The opener was removed soon after the relaxing of the fielding restrictions, though, the first of four to fall to Hannah Rowe after a nip-backer defeated Winfield-Hill’s defences after tallying 33.
Tammy Beaumont (16) followed soon after while Sciver could make only 11.
Amy Jones and Knight steadied the ship, with the England captain showing a degree of timing unmatched throughout the 100 overs at the Incora County Ground, compiling her hundred both shrewdly and fluently as England paced their chase well.
Indeed that she had recorded just one hundred in ODI cricket previously was something of a peculiarity for a player who has made the number three spot her own.
Wicketkeeper Jones departed after a partnership of exactly 100 between the pair, while Sophia Dunkley soon followed her back to the pavilion for a duck.
Enter Wyatt, England’s nominal finisher at number seven, who again produced a most useful cameo to help England into the home straight.
Perhaps England’s best pure ball-striker, Wyatt has shown signs of dominance at the top of the order in T20 Internationals but came into this series with a curiously poor record in the longer format of the game.
Yet the 30-year-old has appeared rejuvenated in ODI cricket in this series, with a greater clarity over her role.
A battling, vital 63 not out at Worcester helped England to an above-par total on a tricky pitch in the second ODI and her injection of tempo was timely as she saw Knight to her century, achieved with a scrambled two, while ticking along at more than a run-a-ball.
There were nervous faces in the England dugout after Wyatt was trapped LBW by New Zealand skipper Devine but Ecclestone’s wipe and the widening of umpire Millns’ arms ensured the series victory was England’s.
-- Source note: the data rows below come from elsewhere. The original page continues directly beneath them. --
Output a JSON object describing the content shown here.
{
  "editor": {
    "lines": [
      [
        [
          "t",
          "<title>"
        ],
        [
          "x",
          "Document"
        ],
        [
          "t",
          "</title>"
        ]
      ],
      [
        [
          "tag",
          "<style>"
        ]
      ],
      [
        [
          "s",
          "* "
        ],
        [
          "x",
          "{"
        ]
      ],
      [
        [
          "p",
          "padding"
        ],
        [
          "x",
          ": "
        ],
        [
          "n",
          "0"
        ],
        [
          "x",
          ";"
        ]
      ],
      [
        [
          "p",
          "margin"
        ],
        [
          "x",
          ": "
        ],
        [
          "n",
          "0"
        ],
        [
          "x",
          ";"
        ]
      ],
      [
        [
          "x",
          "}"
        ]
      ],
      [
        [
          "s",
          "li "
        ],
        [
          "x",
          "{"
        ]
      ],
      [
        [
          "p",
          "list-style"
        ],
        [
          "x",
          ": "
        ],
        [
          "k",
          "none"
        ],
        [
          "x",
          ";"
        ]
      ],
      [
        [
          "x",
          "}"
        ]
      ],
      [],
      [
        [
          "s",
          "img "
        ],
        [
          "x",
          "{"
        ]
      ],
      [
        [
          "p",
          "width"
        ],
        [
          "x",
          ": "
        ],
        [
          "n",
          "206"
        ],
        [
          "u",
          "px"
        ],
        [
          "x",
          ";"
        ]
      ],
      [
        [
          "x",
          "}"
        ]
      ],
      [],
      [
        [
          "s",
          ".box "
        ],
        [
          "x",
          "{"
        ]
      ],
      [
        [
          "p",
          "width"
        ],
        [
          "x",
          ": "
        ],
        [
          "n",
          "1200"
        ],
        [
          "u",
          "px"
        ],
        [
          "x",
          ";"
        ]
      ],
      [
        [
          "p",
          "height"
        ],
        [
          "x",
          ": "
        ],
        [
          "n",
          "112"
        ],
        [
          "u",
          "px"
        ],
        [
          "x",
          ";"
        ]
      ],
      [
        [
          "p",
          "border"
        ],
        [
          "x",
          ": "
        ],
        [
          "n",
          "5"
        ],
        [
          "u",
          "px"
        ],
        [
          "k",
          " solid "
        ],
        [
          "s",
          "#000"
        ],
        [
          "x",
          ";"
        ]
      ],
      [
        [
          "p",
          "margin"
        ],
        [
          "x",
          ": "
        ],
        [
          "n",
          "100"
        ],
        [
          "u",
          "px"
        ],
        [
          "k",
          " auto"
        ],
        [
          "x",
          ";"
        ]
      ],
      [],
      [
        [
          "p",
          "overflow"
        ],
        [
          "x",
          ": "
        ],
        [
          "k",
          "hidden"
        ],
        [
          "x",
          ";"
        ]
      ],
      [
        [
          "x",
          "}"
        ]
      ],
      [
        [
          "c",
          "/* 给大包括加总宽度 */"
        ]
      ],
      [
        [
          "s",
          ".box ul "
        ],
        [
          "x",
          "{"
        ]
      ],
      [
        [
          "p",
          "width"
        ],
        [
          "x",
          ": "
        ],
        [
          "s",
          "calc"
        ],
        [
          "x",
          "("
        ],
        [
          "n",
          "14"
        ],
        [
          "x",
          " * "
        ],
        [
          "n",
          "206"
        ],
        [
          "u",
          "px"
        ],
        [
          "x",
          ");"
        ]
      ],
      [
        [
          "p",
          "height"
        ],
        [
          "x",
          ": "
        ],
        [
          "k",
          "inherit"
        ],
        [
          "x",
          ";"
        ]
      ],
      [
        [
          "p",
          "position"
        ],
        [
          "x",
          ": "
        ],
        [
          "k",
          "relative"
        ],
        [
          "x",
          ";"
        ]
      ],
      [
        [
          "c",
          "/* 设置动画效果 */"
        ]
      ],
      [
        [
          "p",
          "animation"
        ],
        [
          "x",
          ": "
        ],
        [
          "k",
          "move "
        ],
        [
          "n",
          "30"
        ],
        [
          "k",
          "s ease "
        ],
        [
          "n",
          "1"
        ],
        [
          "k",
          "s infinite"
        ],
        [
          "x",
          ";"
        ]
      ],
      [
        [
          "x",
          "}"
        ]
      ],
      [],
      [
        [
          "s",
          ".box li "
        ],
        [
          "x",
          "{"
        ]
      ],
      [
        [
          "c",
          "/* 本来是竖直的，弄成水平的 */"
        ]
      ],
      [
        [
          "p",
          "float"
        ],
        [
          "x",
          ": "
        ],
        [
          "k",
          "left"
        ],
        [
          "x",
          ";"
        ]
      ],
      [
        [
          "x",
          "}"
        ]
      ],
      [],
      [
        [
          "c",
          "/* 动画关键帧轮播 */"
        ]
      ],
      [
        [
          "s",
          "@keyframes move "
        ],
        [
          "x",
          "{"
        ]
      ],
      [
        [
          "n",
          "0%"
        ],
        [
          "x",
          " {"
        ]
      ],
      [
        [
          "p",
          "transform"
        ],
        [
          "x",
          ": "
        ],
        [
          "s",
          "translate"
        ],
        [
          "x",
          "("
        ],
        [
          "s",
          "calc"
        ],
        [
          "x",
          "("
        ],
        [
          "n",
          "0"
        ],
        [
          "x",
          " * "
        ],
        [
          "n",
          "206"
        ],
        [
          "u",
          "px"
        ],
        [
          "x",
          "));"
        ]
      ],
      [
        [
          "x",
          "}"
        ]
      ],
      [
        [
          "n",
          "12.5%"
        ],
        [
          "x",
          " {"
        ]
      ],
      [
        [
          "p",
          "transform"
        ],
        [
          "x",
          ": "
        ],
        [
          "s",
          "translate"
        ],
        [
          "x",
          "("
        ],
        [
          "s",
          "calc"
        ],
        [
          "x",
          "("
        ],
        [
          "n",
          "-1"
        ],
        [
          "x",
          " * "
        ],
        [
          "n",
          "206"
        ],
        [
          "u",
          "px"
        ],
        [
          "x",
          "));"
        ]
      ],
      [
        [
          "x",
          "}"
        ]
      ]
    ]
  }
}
The series concludes at Canterbury on Sunday in England’s final game of the summer.